Business ByDesign, SaaS CRM market trends, SAP CRM
It didn’t take an Oracle to predict what SAP will be talking about at its annual user conference being held this week jointly in Frankfurt and Orlando.
Today’s keynote adhered pretty strictly to the on-demand, in-memory and on-device message.
In fact, today SAP confirmed the Business ByDesign predictions when it said the next version of Business ByDesign will include a multi-tenancy option, real-time analytics, support for mobile devices, a better UI and a development environment for partners.
And while much of the coverage of the Business ByDesign news will likely focus on questions like whether SAP is keeping its promises and how it compares to competitors’ offerings, it’s worth mentioning that Business ByDesign does have CRM functions built in.
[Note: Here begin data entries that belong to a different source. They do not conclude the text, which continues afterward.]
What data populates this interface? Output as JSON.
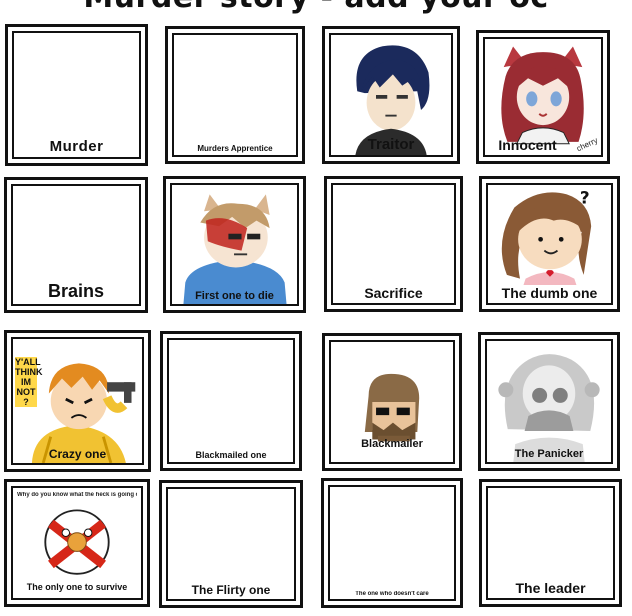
{
  "title": "Murder story - add your oc",
  "cells": [
    {
      "label": "Murder"
    },
    {
      "label": "Murders Apprentice"
    },
    {
      "label": "Traitor"
    },
    {
      "label": "Innocent",
      "signature": "cherry"
    },
    {
      "label": "Brains"
    },
    {
      "label": "First one to die"
    },
    {
      "label": "Sacrifice"
    },
    {
      "label": "The dumb one"
    },
    {
      "label": "Crazy one",
      "speech": "Y'ALL THINK IM NOT ?"
    },
    {
      "label": "Blackmailed one"
    },
    {
      "label": "Blackmailer"
    },
    {
      "label": "The Panicker"
    },
    {
      "label": "The only one to survive",
      "note": "Why do you know what the heck is going on"
    },
    {
      "label": "The Flirty one"
    },
    {
      "label": "The one who doesn't care"
    },
    {
      "label": "The leader"
    }
  ]
}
While SAP’s original foray into SaaS-based CRM seems to have largely disappeared (SAP is no longer actively selling it) Business ByDesign appears to be core to the new SaaS CRM strategy. During the keynote address today, Jim Hagemann Snabe said SAP is developing a collaborative CRM application tying together its Business ByDesign CRM functionality with StreamWork, its collaboration tool. The result is a Sales tool with activity monitoring, similar to what Salesforce.com is doing with Chatter.
But how does Business ByDesign’s CRM functionality look right now?
I spoke with Judson Eli Wickham, business systems analyst with Pinkberry and an early adopter of Business ByDesign at the conference. Pinkberry, a trendy Los Angeles-based frozen dessert maker that is rapidly expanding franchises, replace its local accounting agency with Business ByDesign and one Excel spreadsheet that served as its CRM system with Business ByDesign’s CRM tools in December. There are 10 full-time users on the system, including three full-time CRM users, a vice president of business development and two managers of business development, Wickham said.
So far, so good. The business development team is using the system mainly for end-to-end tracking of new licensees.
“Our executives are very interested in where we are in the process,” Wickham said.
Aside from some idiosyncrasies in the system, user training was pretty straightforward as well.
The company rolled out Business ByDesign in early December. Eventually the company would like to roll the system out to its 19 company-owned stores.
Yet SAP has a lot of catching up to do. The on-again, off-again pattern with SAP CRM OnDemand and Business ByDesign have not shown a great deal of commitment to the model.
Will a third time be the charm?